Tree by tree, shrub by shrub — how Alipay’s users are helping take back our forests
Part of the “Alipay in China” series about how this all-in-one mobile payments app, operated by Ant Financial, is transforming digital lives in China
Take a close look at the image above.
Each green dot is a saxaul tree, planted by hand in the Tengger Desert, in the arid regions of Gansu province in the northwest of China.
No real surprises so far. Except that every single one of those hardy shrub represents the efforts of an individual in China, whose low-carbon daily activities are being transformed by Alipay into virtual energy that can ultimately be exchanged for one of those trees.
Since 2016, Ant Forest, a function on the Alipay app, has encouraged over 400 million Chinese to live a greener lifestyle and promote environmental protection awareness.
Ant Forest is a green initiative that encourages users to adopt a green lifestyle by conducting low-carbon activities in their daily lives such as paying utility bills online, walking to work instead of driving, and declining disposable utensils while ordering food online.
With enough energy points, a real tree will be planted in a desert by Ant Financial and its philanthropic partners. With more points accumulated, they can plant larger trees — users can also check their tree in real-time on Ant Forest’s homepage.
By the end of 2018, over 400 million people, or 5% of the world’s total population, had joined Ant Forest’s initiative. This has resulted in over 55.5 million trees being planted in Gansu Province, Inner Mongolia Autonomous Region and other desert areas in China, reducing carbon emission by over 3 million tons.
As a green initiative, Ant Forest has also received significant international attention.
Recently, Alipay was invited to make a presentation at the G20 Climate Sustainability Working Group (CSWG) meeting held in Japan, where we shared with the audience the principles behind Ant Forest — providing ordinary people with a digital tool to live greener lifestyles and protect the environment at the same time.
“We believe that many people have good intentions to protect our planet as they want to do what they can for a greener future and we believe that innovative technology can help turn these good intentions into tangible results,” said Qin Liu, Director of Ant Financial’s Social Good Department, during the event in Nagano, Japan.
Photos released by NASA this February showed that the earth has become greener than it was 20 years ago mainly due to China’s tree-planting program and intensive agriculture in both China and India.
By enabling the average person living in China to contribute to the fight against climate change, Ant Forest has created the largest private sector tree-planting initiative in China.
CSWG is one of the working groups under G20, the premier forum for global economic cooperation. Together with the Environment Sustainability Working Group (ESWG), CSWG has worked to develop the G20 Climate and Energy Action Plan for Growth to support countries in implementing their Paris Agreement Commitments, among other goals.
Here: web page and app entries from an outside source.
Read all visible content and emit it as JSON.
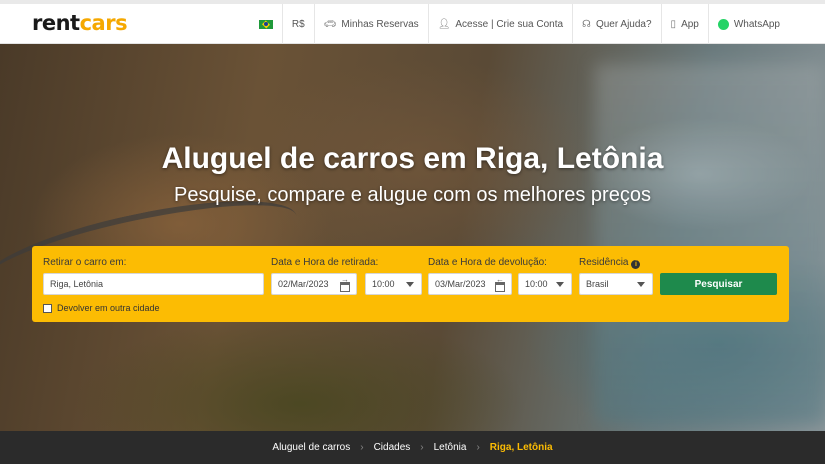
{
  "header": {
    "logo_rent": "rent",
    "logo_cars": "cars",
    "nav": {
      "currency": "R$",
      "reservations": "Minhas Reservas",
      "account": "Acesse | Crie sua Conta",
      "help": "Quer Ajuda?",
      "app": "App",
      "whatsapp": "WhatsApp"
    },
    "icons": [
      "brazil-flag-icon",
      "car-icon",
      "user-icon",
      "headset-icon",
      "phone-icon",
      "whatsapp-icon"
    ]
  },
  "hero": {
    "title": "Aluguel de carros em Riga, Letônia",
    "subtitle": "Pesquise, compare e alugue com os melhores preços"
  },
  "search": {
    "pickup_label": "Retirar o carro em:",
    "pickup_value": "Riga, Letônia",
    "pickup_date_label": "Data e Hora de retirada:",
    "pickup_date": "02/Mar/2023",
    "pickup_time": "10:00",
    "return_date_label": "Data e Hora de devolução:",
    "return_date": "03/Mar/2023",
    "return_time": "10:00",
    "residence_label": "Residência",
    "residence_value": "Brasil",
    "search_button": "Pesquisar",
    "other_city_label": "Devolver em outra cidade",
    "info_symbol": "i"
  },
  "breadcrumb": {
    "items": [
      "Aluguel de carros",
      "Cidades",
      "Letônia"
    ],
    "current": "Riga, Letônia",
    "separator": "›"
  },
  "colors": {
    "accent": "#fcbc03",
    "button": "#1e8a4c",
    "breadcrumb_bg": "#2b2b2b"
  }
}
The second CSWG of G20 2019 is being held in Japan between 15–17 April. Ant Forest was the only project from China invited to share its practices on how we’re using digital technologies to allow individuals to join in the fight against climate change.
We look forward to sharing more of our experiences with the rest of the world. Check back often, for news about Ant Forest and our other initiatives using technology the make the world a more inclusive place.